Unfortunately, innovation metrics are just not at the same level yet. This situation could be due to the complex nature of innovation, or the fact that innovation processes are arguably unique to the company and industry it is in.
However, we don’t believe this is the case. How about developing new innovation metrics that take the entire process into account? Benchmarking from customer service for example. And why not create a key performance indicator like “Idea lifetime value”? Unfortunately, this is impossible for a company that is currently not measuring innovation with the right metrics, but it is the logical continuation of the idea driven capability.

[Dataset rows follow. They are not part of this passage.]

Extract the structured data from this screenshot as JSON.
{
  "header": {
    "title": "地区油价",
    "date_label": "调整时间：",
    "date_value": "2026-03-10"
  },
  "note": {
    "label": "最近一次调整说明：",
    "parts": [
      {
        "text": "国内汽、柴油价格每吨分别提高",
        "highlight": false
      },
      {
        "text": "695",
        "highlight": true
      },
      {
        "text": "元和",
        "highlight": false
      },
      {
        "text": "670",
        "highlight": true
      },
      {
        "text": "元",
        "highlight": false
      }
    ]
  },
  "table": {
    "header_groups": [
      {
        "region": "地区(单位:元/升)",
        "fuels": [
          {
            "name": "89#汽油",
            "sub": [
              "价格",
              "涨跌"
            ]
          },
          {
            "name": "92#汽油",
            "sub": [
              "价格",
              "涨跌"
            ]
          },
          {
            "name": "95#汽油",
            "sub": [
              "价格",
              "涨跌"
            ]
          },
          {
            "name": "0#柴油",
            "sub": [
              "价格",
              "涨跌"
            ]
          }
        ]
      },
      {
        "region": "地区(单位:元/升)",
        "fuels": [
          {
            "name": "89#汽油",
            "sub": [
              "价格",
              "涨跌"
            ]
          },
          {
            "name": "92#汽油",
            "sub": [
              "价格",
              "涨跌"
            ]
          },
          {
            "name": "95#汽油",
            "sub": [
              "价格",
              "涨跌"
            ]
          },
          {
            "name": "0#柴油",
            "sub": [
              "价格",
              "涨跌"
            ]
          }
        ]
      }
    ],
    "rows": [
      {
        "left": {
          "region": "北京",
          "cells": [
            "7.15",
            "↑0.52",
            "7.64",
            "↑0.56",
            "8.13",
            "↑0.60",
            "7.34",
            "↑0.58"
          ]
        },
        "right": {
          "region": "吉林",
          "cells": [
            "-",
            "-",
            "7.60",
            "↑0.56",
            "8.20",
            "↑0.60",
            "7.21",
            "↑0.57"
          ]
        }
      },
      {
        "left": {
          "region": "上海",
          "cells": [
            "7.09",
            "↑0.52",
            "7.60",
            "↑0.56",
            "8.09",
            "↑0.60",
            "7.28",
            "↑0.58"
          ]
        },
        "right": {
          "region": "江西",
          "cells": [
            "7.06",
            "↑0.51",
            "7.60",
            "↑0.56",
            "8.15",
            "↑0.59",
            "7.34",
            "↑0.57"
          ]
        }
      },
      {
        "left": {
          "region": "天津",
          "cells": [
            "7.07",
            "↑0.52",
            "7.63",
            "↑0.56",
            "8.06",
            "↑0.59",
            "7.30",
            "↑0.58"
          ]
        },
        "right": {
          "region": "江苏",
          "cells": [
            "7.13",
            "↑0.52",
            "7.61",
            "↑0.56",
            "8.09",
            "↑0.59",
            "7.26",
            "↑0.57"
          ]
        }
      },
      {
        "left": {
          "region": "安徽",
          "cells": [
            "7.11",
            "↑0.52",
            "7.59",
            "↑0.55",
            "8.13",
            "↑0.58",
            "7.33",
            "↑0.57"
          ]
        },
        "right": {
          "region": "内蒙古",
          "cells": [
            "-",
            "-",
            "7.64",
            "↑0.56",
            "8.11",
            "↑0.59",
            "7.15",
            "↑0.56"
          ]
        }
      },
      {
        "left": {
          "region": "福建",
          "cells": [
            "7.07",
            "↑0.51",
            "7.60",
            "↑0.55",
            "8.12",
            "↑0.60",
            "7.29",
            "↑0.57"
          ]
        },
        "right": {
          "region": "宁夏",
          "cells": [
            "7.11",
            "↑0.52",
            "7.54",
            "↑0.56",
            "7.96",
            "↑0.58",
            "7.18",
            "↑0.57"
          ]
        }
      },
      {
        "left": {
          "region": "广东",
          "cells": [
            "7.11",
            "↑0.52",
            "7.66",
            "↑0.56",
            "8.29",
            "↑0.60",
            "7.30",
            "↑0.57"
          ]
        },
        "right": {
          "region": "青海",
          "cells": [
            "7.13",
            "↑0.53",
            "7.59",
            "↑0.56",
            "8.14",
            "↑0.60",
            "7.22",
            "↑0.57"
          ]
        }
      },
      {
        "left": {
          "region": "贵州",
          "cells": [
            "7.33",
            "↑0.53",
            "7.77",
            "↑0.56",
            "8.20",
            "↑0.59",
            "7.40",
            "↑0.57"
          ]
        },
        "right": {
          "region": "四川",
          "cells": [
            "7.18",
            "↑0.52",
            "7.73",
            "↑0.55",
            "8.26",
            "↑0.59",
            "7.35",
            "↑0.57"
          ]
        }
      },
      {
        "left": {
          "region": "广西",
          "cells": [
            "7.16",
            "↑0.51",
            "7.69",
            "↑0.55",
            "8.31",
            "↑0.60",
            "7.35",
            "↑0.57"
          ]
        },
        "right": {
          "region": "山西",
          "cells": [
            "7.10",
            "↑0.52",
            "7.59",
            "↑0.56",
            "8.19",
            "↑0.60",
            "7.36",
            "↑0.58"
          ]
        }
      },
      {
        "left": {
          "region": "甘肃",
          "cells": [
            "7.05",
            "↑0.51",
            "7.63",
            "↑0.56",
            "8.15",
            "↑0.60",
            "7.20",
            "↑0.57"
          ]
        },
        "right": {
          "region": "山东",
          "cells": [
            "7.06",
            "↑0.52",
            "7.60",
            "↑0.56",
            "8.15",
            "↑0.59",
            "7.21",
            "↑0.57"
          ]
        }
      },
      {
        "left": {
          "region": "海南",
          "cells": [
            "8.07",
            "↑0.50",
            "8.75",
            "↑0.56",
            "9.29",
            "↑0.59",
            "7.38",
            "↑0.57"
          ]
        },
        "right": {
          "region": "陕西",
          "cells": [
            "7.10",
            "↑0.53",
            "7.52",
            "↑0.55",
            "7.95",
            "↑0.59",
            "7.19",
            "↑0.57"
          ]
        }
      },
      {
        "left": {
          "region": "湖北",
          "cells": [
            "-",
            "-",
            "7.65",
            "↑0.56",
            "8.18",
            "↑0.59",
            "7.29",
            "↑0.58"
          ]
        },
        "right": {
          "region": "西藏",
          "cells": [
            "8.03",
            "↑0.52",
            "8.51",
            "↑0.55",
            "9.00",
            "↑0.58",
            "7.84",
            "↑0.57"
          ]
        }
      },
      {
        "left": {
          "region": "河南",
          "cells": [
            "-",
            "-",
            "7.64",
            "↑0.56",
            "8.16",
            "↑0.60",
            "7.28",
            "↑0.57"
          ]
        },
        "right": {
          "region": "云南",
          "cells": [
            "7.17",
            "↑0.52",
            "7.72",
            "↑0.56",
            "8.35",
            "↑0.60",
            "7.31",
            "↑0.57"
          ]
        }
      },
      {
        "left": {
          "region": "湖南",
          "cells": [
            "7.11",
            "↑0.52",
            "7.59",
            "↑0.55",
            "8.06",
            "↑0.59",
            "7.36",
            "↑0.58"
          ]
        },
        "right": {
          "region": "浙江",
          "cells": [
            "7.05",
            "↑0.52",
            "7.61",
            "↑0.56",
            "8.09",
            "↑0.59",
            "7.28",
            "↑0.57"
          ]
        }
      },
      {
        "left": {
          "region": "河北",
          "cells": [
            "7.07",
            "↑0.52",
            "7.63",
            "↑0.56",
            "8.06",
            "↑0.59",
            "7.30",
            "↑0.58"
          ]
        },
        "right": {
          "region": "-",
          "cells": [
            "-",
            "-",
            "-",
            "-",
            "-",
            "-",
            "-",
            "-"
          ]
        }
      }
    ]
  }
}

As customer service theory developed standardized terms and advanced metrics, companies and academia were able to research more deeply and create a deeper understanding. This development included taking customer service out of its own solo and incorporating it throughout the organization.
For idea management, the time is now. Companies need to consider how to open up innovation to the whole organization. They also need to focus on developing and measuring key performance indicators in all departments and communicate its importance within the organization. It will be the companies that start on this path now that will be able to understand their innovation affect across the firm and what each innovation process can do for overall growth of the organization. Then they can focus resources in areas with the strongest returns. Only then will ideas move from buzzword to a key competitive advantage.
The time is also now to read some more about innovation; like “Innovative Scandinavia and its secrets” or “Innovation in Education and How it Works Around the Globe“.